Elad Roisman, the newest commissioner at the Securities and Exchanges Commission (SEC), has met with representatives from SolidX, VanEck, and CBOE which have a pending application for a bitcoin ETF aimed at accredited investors with one share being 25 btc, currently worth $160,000.
The presentation they gave has now been made public. They argue the bitcoin market has now matured as regulated bitcoin futures continue to increase in volumes.
They say Over the Counter (OTC) desks are overseen by the Commodities Futures Trading Commission (CFTC). With the fund applicant further claiming they have information sharing agreements with US-based bitcoin spot markets.
The bitcoins would be insured, they say, and the ETF would protect investors more than their current sole option of buying crypto directly, which means they have to store it or handle counterparty risks.
They argue the application meets all the requirements, and then for some reason take a jab at ICOs in an otherwise decent presentation.
Chances of an approval, however, appear slim going by some recent comments made by the now departing Kara Stein, one of the two Democratic SEC commissioners out of five in total.
In an interview with Bloomberg dominated by crypto discussions and specifically the bitcoin ETF, Stein said:
“They’re going to have to show how they can get accurate valuations… despite sometimes volatile price swings. How they can make sure there’s physical custody when necessary? How they’re going to make sure there’s adequate liquidity, especially in a 40 act fund context so investors can get their money.
We’ll look at all those factors and make a decision on that particular fund and how it’s actually going to be able to handle those particular requirements.”
It is difficult to discern what exactly she means by “accurate valuations.” The price of anything depends on supply and demand. Bitcoin’s supply is fixed, while demand isn’t easily predictable.
No one can be sure, for example, whether the sale of new smart phones will continue to increase or will hit saturation, by how much say laptop sales will increase or decrease and so on.
Past sales may be some sort of indicator, but they’re not necessarily predictive of future sales. The price to earning (P/E) valuation, therefore, is more based on past performance.
Which is why plenty of companies have very low P/E, yet still no one buys them. While some have high P/E and yet they keep going up.
The market in those cases thinks either past performance was strong but future performance will be weak, or vice versa.
As one is trying to predict the future, there necessarily can’t be such a thing as “accurate valuation.” But if by that she means somewhat pointless numbers like P/E, then cryptos have plenty of indicators.
The number of transactions is one of them, indicating growing usage and thus growing demand. The number of new addresses, the amount moved, the amount paid in fees and so on.
Unlike in stocks where investors have to wait every quarter with insiders having plenty of opportunities to buy or sell before the crowd, blockchain tech provides all these valuation indicators pretty much instantly and very much continuously.

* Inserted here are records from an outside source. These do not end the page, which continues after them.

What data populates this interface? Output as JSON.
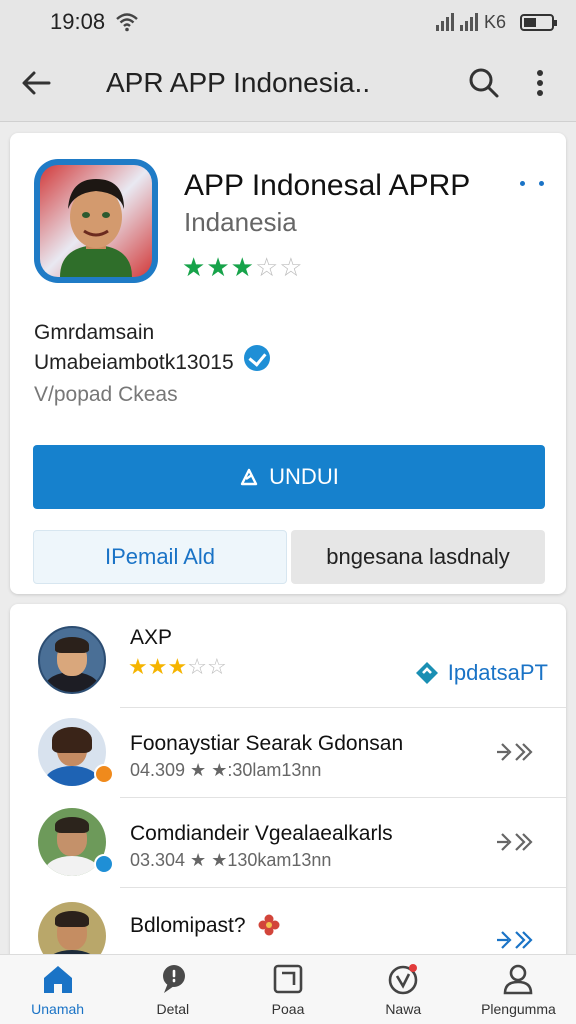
{
  "status": {
    "time": "19:08",
    "network": "K6"
  },
  "app_bar": {
    "title": "APR APP Indonesia..",
    "back_icon": "arrow-left-icon",
    "search_icon": "search-icon",
    "more_icon": "more-vert-icon"
  },
  "app": {
    "name": "APP Indonesal APRP",
    "developer": "Indanesia",
    "rating": 3,
    "rating_max": 5,
    "meta_line1": "Gmrdamsain",
    "meta_line2": "Umabeiambotk13015",
    "meta_line3": "V/popad Ckeas",
    "install_label": "UNDUI",
    "button_left": "IPemail Ald",
    "button_right": "bngesana lasdnaly",
    "accent_color": "#1681cd",
    "star_color": "#17a34a"
  },
  "list": {
    "items": [
      {
        "title": "AXP",
        "rating": 3.5,
        "action": "IpdatsaPT",
        "action_icon": "update-icon"
      },
      {
        "title": "Foonaystiar Searak Gdonsan",
        "subtitle": "04.309 ★ ★:30lam13nn",
        "action_icon": "chevron-right-icon",
        "badge_color": "#f08a1c"
      },
      {
        "title": "Comdiandeir Vgealaealkarls",
        "subtitle": "03.304 ★ ★130kam13nn",
        "action_icon": "chevron-right-icon",
        "badge_color": "#1f8fd6"
      },
      {
        "title": "Bdlomipast?",
        "subtitle": "",
        "action_icon": "chevron-right-icon"
      }
    ]
  },
  "nav": {
    "items": [
      {
        "label": "Unamah",
        "icon": "home-icon",
        "active": true
      },
      {
        "label": "Detal",
        "icon": "detail-icon",
        "active": false
      },
      {
        "label": "Poaa",
        "icon": "apps-icon",
        "active": false
      },
      {
        "label": "Nawa",
        "icon": "news-icon",
        "active": false
      },
      {
        "label": "Plengumma",
        "icon": "profile-icon",
        "active": false
      }
    ]
  }
}
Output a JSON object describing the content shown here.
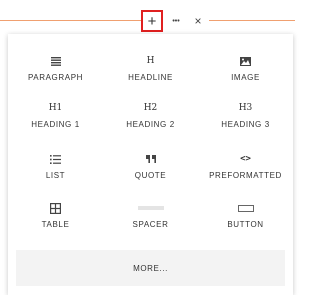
{
  "toolbar": {
    "add_icon": "+",
    "more_icon": "•••",
    "close_icon": "×"
  },
  "blocks": {
    "paragraph": {
      "label": "PARAGRAPH",
      "icon": "paragraph-icon"
    },
    "headline": {
      "label": "HEADLINE",
      "icon_text": "H"
    },
    "image": {
      "label": "IMAGE",
      "icon": "image-icon"
    },
    "heading1": {
      "label": "HEADING 1",
      "icon_text": "H1"
    },
    "heading2": {
      "label": "HEADING 2",
      "icon_text": "H2"
    },
    "heading3": {
      "label": "HEADING 3",
      "icon_text": "H3"
    },
    "list": {
      "label": "LIST",
      "icon": "list-icon"
    },
    "quote": {
      "label": "QUOTE",
      "icon": "quote-icon"
    },
    "preformatted": {
      "label": "PREFORMATTED",
      "icon_text": "<>"
    },
    "table": {
      "label": "TABLE",
      "icon": "table-icon"
    },
    "spacer": {
      "label": "SPACER",
      "icon": "spacer-icon"
    },
    "button": {
      "label": "BUTTON",
      "icon": "button-icon"
    }
  },
  "more_label": "MORE...",
  "colors": {
    "accent_line": "#f0a070",
    "highlight_border": "#e02020",
    "text": "#333333",
    "more_bg": "#f3f3f3"
  }
}
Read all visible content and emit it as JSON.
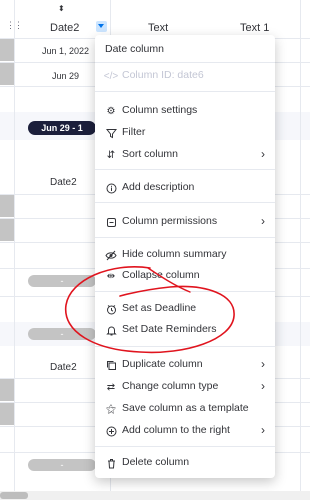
{
  "header": {
    "col_date": "Date2",
    "col_text": "Text",
    "col_text1": "Text 1"
  },
  "cells": {
    "date_row1": "Jun 1, 2022",
    "date_row2": "Jun 29",
    "group2_pill": "Jun 29 - 1",
    "group2_col": "Date2",
    "group2_pill_empty": "-",
    "group3_pill_empty": "-",
    "group3_col": "Date2",
    "group4_pill_empty": "-"
  },
  "menu": {
    "title": "Date column",
    "column_id": "Column ID: date6",
    "items": [
      {
        "label": "Column settings",
        "icon": "gear-icon"
      },
      {
        "label": "Filter",
        "icon": "filter-icon"
      },
      {
        "label": "Sort column",
        "icon": "sort-icon",
        "submenu": true
      },
      {
        "label": "Add description",
        "icon": "info-icon"
      },
      {
        "label": "Column permissions",
        "icon": "lock-icon",
        "submenu": true
      },
      {
        "label": "Hide column summary",
        "icon": "eye-icon"
      },
      {
        "label": "Collapse column",
        "icon": "collapse-icon"
      },
      {
        "label": "Set as Deadline",
        "icon": "deadline-icon"
      },
      {
        "label": "Set Date Reminders",
        "icon": "bell-icon"
      },
      {
        "label": "Duplicate column",
        "icon": "duplicate-icon",
        "submenu": true
      },
      {
        "label": "Change column type",
        "icon": "change-type-icon",
        "submenu": true
      },
      {
        "label": "Save column as a template",
        "icon": "magic-icon"
      },
      {
        "label": "Add column to the right",
        "icon": "add-icon",
        "submenu": true
      },
      {
        "label": "Delete column",
        "icon": "trash-icon"
      }
    ]
  },
  "colors": {
    "annotation": "#e0141e",
    "accent": "#0073ea",
    "pill_dark": "#1c1f3b"
  }
}
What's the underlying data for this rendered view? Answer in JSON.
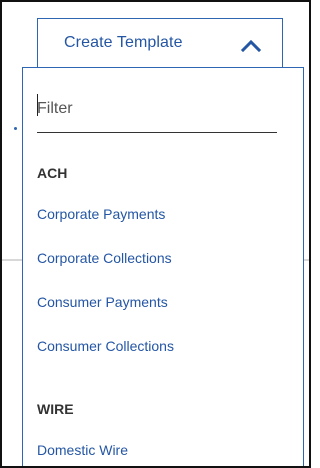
{
  "trigger": {
    "label": "Create Template",
    "chevron_icon": "chevron-up-icon"
  },
  "filter": {
    "placeholder": "Filter",
    "value": ""
  },
  "groups": [
    {
      "label": "ACH",
      "items": [
        "Corporate Payments",
        "Corporate Collections",
        "Consumer Payments",
        "Consumer Collections"
      ]
    },
    {
      "label": "WIRE",
      "items": [
        "Domestic Wire"
      ]
    }
  ],
  "colors": {
    "accent": "#2f66b3",
    "link": "#2456a4",
    "heading": "#333333"
  }
}
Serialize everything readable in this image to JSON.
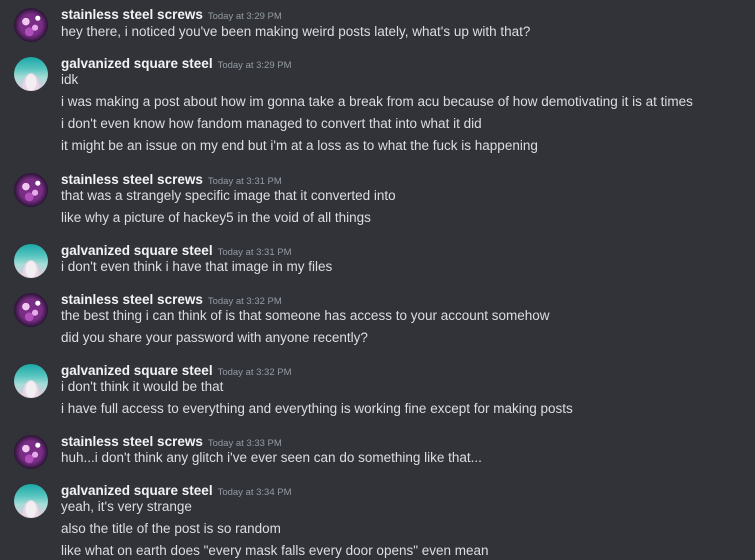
{
  "messages": [
    {
      "username": "stainless steel screws",
      "timestamp": "Today at 3:29 PM",
      "avatar": "screws",
      "lines": [
        "hey there, i noticed you've been making weird posts lately, what's up with that?"
      ]
    },
    {
      "username": "galvanized square steel",
      "timestamp": "Today at 3:29 PM",
      "avatar": "steel",
      "lines": [
        "idk",
        "i was making a post about how im gonna take a break from acu because of how demotivating it is at times",
        "i don't even know how fandom managed to convert that into what it did",
        "it might be an issue on my end but i'm at a loss as to what the fuck is happening"
      ]
    },
    {
      "username": "stainless steel screws",
      "timestamp": "Today at 3:31 PM",
      "avatar": "screws",
      "lines": [
        "that was a strangely specific image that it converted into",
        "like why a picture of hackey5 in the void of all things"
      ]
    },
    {
      "username": "galvanized square steel",
      "timestamp": "Today at 3:31 PM",
      "avatar": "steel",
      "lines": [
        "i don't even think i have that image in my files"
      ]
    },
    {
      "username": "stainless steel screws",
      "timestamp": "Today at 3:32 PM",
      "avatar": "screws",
      "lines": [
        "the best thing i can think of is that someone has access to your account somehow",
        "did you share your password with anyone recently?"
      ]
    },
    {
      "username": "galvanized square steel",
      "timestamp": "Today at 3:32 PM",
      "avatar": "steel",
      "lines": [
        "i don't think it would be that",
        "i have full access to everything and everything is working fine except for making posts"
      ]
    },
    {
      "username": "stainless steel screws",
      "timestamp": "Today at 3:33 PM",
      "avatar": "screws",
      "lines": [
        "huh...i don't think any glitch i've ever seen can do something like that..."
      ]
    },
    {
      "username": "galvanized square steel",
      "timestamp": "Today at 3:34 PM",
      "avatar": "steel",
      "lines": [
        "yeah, it's very strange",
        "also the title of the post is so random",
        "like what on earth does \"every mask falls every door opens\" even mean"
      ]
    }
  ]
}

It further does so publicly, revealing it to all in the open at the same time. Making valuation somewhat easier as blockchain tech provides far more information and unforgeable information that accountants can’t cook through the many tricks they use in stocks.
If she means more technical aspects like keeping the ETF price pegged to the bitcoin spot price, then arbitragers will be happy to do that job for free as they do in other ETFs with the high crypto price volatility being a plus in this case as it attracts more arbitragers and more sophisticated ones.

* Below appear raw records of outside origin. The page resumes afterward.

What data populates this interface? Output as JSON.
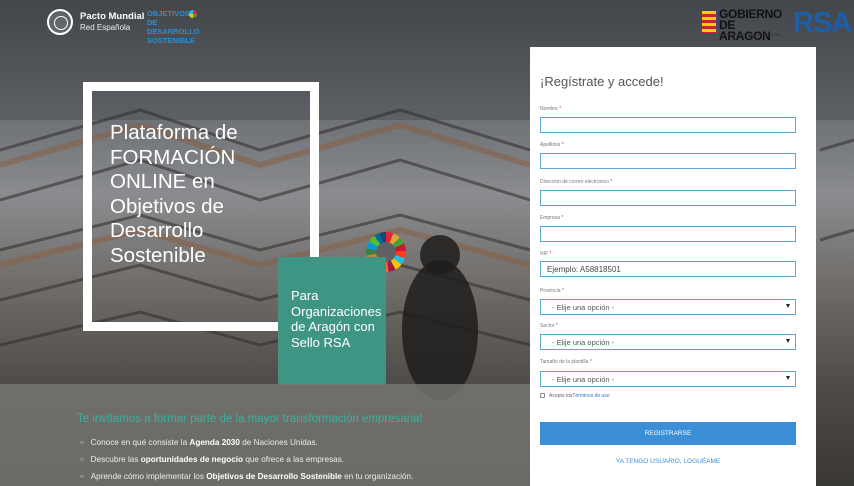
{
  "header": {
    "pacto_title": "Pacto Mundial",
    "pacto_sub": "Red Española",
    "ods_line1": "OBJETIVOS",
    "ods_line2": "DE DESARROLLO",
    "ods_line3": "SOSTENIBLE",
    "aragon_line1": "GOBIERNO",
    "aragon_line2": "DE ARAGON",
    "aragon_small": "Instituto Aragonés de Fomento",
    "rsa_logo": "RSA"
  },
  "hero": {
    "title": "Plataforma de FORMACIÓN ONLINE en Objetivos de Desarrollo Sostenible",
    "rsa_box_lines": [
      "Para",
      "Organizaciones",
      "de Aragón con",
      "Sello RSA"
    ]
  },
  "band": {
    "title": "Te invitamos a formar parte de la mayor transformación empresarial",
    "items": [
      {
        "pre": "Conoce en qué consiste la ",
        "bold": "Agenda 2030",
        "post": " de Naciones Unidas."
      },
      {
        "pre": "Descubre las ",
        "bold": "oportunidades de negocio",
        "post": " que ofrece a las empresas."
      },
      {
        "pre": "Aprende cómo implementar los ",
        "bold": "Objetivos de Desarrollo Sostenible",
        "post": " en tu organización."
      }
    ]
  },
  "form": {
    "title": "¡Regístrate y accede!",
    "nombre_label": "Nombre",
    "apellidos_label": "Apellidos",
    "email_label": "Dirección de correo electrónico",
    "empresa_label": "Empresa",
    "nif_label": "NIF",
    "nif_placeholder": "Ejemplo: A58818501",
    "provincia_label": "Provincia",
    "sector_label": "Sector",
    "tamano_label": "Tamaño de la plantilla",
    "select_default": "- Elije una opción -",
    "required_mark": "*",
    "terms_pre": "Acepto los",
    "terms_link": "Términos de uso",
    "register_button": "REGISTRARSE",
    "login_link": "YA TENGO USUARIO, LOGUÉAME"
  }
}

Her other points also seem to suggest she perhaps isn’t quite familiar with bitcoin or blockchain tech. She obviously has heard the words and may vaguely know what they are, but we’d be surprised if she’s ever looked at a blockchain explorer or has undertaken a crypto transaction.

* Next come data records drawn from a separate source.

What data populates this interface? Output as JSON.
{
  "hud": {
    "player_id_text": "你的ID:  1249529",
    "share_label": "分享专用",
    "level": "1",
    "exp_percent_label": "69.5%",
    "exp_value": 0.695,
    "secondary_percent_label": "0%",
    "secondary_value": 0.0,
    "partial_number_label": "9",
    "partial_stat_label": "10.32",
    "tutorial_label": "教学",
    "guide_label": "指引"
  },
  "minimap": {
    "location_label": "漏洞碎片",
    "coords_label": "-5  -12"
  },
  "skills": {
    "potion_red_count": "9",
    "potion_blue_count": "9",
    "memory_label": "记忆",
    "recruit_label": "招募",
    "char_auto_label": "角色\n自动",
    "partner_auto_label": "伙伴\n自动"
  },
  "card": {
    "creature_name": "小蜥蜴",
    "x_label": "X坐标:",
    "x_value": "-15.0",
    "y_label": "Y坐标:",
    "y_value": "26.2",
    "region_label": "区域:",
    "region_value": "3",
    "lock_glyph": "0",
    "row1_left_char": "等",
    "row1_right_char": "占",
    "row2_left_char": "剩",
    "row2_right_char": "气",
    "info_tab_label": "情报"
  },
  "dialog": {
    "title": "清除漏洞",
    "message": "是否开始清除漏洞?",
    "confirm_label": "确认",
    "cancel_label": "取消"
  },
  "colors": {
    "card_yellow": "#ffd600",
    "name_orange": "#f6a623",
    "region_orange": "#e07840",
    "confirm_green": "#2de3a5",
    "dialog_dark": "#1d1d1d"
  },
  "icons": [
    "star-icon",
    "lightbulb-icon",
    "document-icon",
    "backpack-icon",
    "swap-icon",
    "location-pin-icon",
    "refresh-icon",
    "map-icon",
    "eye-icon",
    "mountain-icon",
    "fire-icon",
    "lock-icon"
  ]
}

The current SEC Chairman, Jay Clayton, said during a Senate hearing that SEC has no tech expertise, no coders to advise them. They see that as irrelevant and they see cryptos as just a stock when they have some similarities, but they have vast differences too.
Like, Stein says: “how they can make sure there’s physical custody when necessary?” By, you know, holding the private key. Or: “how they’re going to make sure there’s adequate liquidity?” What does that even mean? Liquidity as in people want to buy it, or as in trading volumes?
Regarding the latter, cryptos are handling 100x or more trading volumes than stocks. Something the commissioner also probably doesn’t know, but we’re sure she knows Berkshire Hathaway’s stock price is determined on just 30 buying and selling trades a day.
With such high level of ignorance, therefore, chances of a crypto ETF approval remain slim in the current composition. Stein will however leave in December as her term has now expired. There is yet no replacement, so it will fall to three men and one woman to decide whether to approve a crypto ETF or not.
Hester Peirce and Roisman will probably vote in favor of approving the ETF. Democrat Robert Jackson has voted no and will probably continue to do so. While Clayton’s wife works at Goldman Sachs so the former bankers legal advisor will probably keep saying no.
That means it may all be down to whoever Trump now picks to be the fifth SEC commissioner, unless Jackson or Clayton can be persuaded to open the door.